the Radical Homosexual Agenda seen in Council this morning
The real argument is about competitive elections, not term limits. Of course we'd like to think that every vote counts, but the fact is that we've designed a system in which money really counts; the votes are essentially just for decoration.
If we had a real system of public financing of elections there would be no argument for term limits. New Yorkers have voted twice to establish a system of term limits, a clumsy and ineffective mechanism intended to help level the playing field for candidates seeking office. It doesn't really get us where we should be, but it's not preferential, and it's what we got.
While it's not entirely about money, it's about money. Wealth always attracts power and power attracts wealth. It's not just ironic that the billionaire who initiated and bankrolled, to the tune of $4 million, successful term limits referendums in 1993 and 1996 now wants to overturn the results without a referendum, in order to support another billionaire: In fact it's disgusting but it should surprise no one.

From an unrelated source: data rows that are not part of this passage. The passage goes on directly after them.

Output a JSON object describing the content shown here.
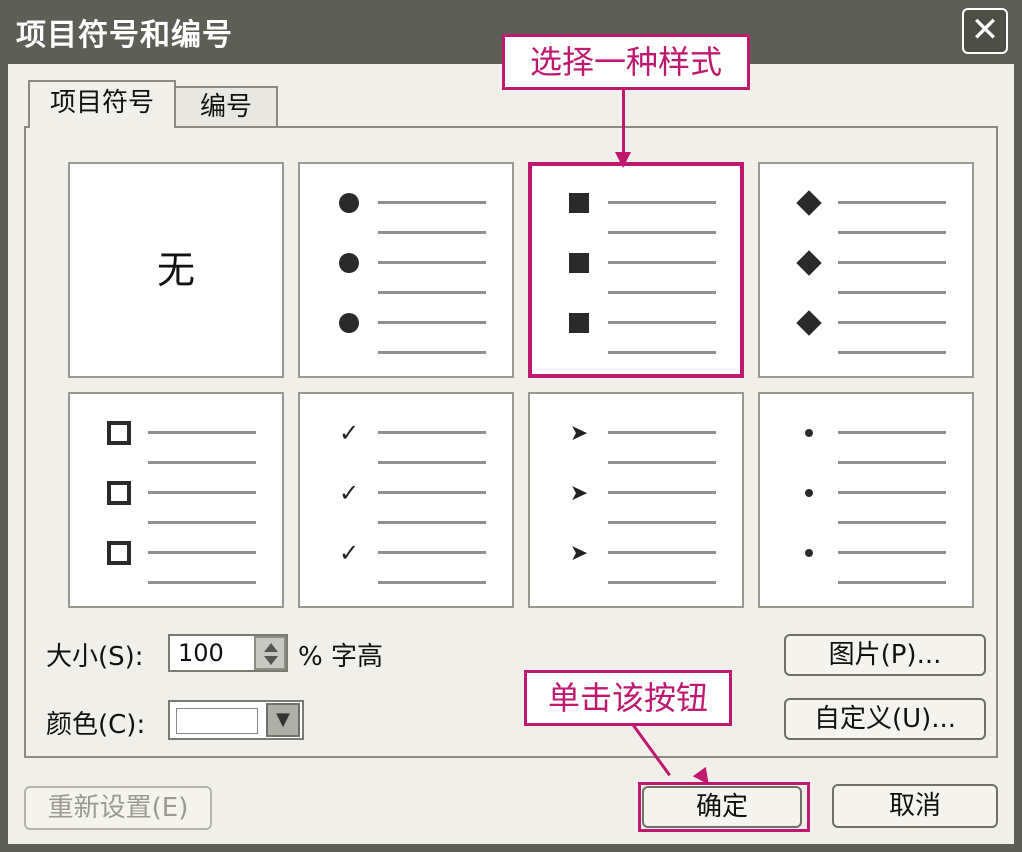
{
  "window": {
    "title": "项目符号和编号",
    "close_label": "✕"
  },
  "tabs": [
    {
      "label": "项目符号",
      "active": true
    },
    {
      "label": "编号",
      "active": false
    }
  ],
  "bullet_styles": [
    {
      "name": "none",
      "text": "无"
    },
    {
      "name": "filled-circle",
      "icon": "filled-circle-icon"
    },
    {
      "name": "filled-square",
      "icon": "filled-square-icon",
      "selected": true
    },
    {
      "name": "filled-diamond",
      "icon": "filled-diamond-icon"
    },
    {
      "name": "hollow-square",
      "icon": "hollow-square-icon"
    },
    {
      "name": "checkmark",
      "icon": "checkmark-icon",
      "glyph": "✓"
    },
    {
      "name": "arrowhead",
      "icon": "arrowhead-icon",
      "glyph": "➤"
    },
    {
      "name": "small-dot",
      "icon": "small-dot-icon"
    }
  ],
  "size": {
    "label": "大小(S):",
    "value": "100",
    "suffix": "% 字高"
  },
  "color": {
    "label": "颜色(C):",
    "value": ""
  },
  "buttons": {
    "picture": "图片(P)...",
    "customize": "自定义(U)...",
    "reset": "重新设置(E)",
    "ok": "确定",
    "cancel": "取消"
  },
  "annotations": {
    "choose_style": "选择一种样式",
    "click_button": "单击该按钮"
  },
  "colors": {
    "accent": "#c0176f",
    "title_bar": "#5d5e55",
    "dialog_bg": "#f0efea"
  }
}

Supporters of Mayor Bloomberg's call for the Council to negate the twice-expressed will of the voters of the city for his benefit are acting as if victory would automatically mean a third term for their candidate. Unfortunately they're probably right. Bloomberg spent $100 million of his own money to buy and keep his first two elections; he is expected to spend another $80 million if we let him have his way with us a third time.

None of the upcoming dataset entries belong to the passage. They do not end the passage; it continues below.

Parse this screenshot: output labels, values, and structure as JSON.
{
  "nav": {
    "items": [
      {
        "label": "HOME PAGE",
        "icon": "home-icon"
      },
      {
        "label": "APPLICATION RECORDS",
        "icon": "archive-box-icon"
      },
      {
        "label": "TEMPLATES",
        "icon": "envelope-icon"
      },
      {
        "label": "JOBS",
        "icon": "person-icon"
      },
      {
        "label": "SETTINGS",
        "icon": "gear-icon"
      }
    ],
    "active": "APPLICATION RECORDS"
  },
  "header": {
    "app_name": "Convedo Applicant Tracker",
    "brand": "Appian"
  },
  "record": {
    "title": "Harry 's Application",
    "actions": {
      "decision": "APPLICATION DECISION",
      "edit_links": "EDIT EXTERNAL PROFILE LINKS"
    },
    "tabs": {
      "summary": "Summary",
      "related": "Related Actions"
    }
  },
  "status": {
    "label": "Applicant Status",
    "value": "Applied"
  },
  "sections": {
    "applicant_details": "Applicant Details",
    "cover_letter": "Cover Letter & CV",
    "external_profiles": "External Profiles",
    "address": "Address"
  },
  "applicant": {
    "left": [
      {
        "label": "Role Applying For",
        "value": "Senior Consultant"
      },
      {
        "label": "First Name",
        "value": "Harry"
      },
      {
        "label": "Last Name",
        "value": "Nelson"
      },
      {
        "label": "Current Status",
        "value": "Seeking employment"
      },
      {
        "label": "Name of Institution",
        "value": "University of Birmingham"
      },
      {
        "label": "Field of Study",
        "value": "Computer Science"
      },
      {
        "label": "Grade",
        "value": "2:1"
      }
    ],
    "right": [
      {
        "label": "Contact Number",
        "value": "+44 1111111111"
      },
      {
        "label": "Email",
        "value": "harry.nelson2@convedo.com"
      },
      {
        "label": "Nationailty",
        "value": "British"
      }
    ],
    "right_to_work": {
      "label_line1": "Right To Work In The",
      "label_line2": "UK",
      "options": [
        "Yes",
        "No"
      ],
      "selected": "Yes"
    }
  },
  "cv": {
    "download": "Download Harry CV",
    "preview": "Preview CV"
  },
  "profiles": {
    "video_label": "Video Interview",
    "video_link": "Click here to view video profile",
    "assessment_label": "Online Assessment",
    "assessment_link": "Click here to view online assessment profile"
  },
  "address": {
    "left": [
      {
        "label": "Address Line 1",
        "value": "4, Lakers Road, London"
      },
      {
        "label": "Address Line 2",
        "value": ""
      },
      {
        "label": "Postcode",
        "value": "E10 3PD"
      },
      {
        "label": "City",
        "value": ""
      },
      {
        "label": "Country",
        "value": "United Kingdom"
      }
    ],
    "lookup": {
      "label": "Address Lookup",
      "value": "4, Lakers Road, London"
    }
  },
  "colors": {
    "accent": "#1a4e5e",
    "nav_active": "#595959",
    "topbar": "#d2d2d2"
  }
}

Supporters also argue that voters should have complete freedom to cast their ballots for whomever they wish. I agree, but it's not going to happen if this kind of money (whether coming from individuals or very interested corporations) is always going to be there to tell us who and what is best for us. Any other other "whomever" or "whatever" will always be kept out of both sight and sound by people with more money behind them.
I'd like to think that my city is not for sale, and yet of course we know it is.

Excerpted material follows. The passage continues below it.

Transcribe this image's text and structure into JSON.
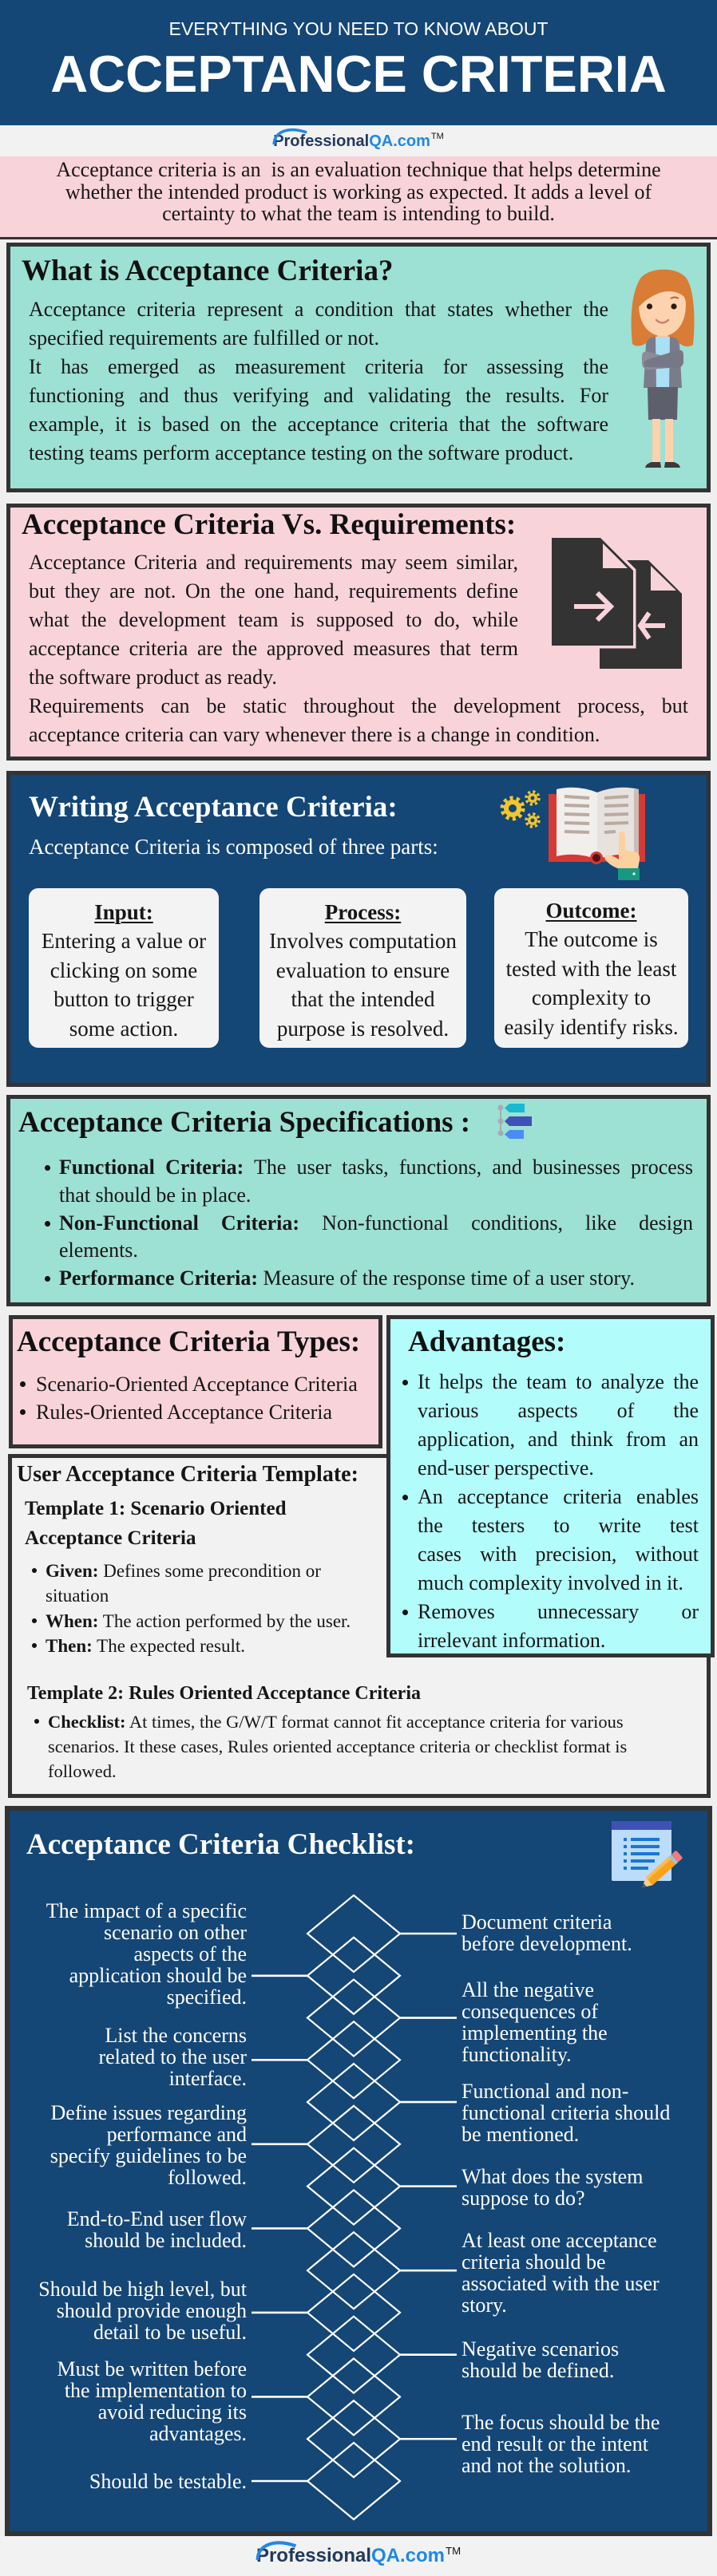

But there's still hope, and some of it showed up at City Hall this morning. On the second day of hearings over the question of whether the Council should vote for another term for Bloomberg, the first statements were delivered by Queens Borough President Helen M. Marshall, Time Warner Chairman Richard D. Parsons, and Peter Vallone, Sr., who was Speaker of the City Council from 1986 until 2001. All three support Bloomberg, and all three spoke in his support today, but then something happened to throw a figurative wrench in their political works. I hope it might set the theme for the remainder of the day: Members of the Radical Homosexual Agenda [RHA website] got up from their seats and dropped the cloth banner shown above.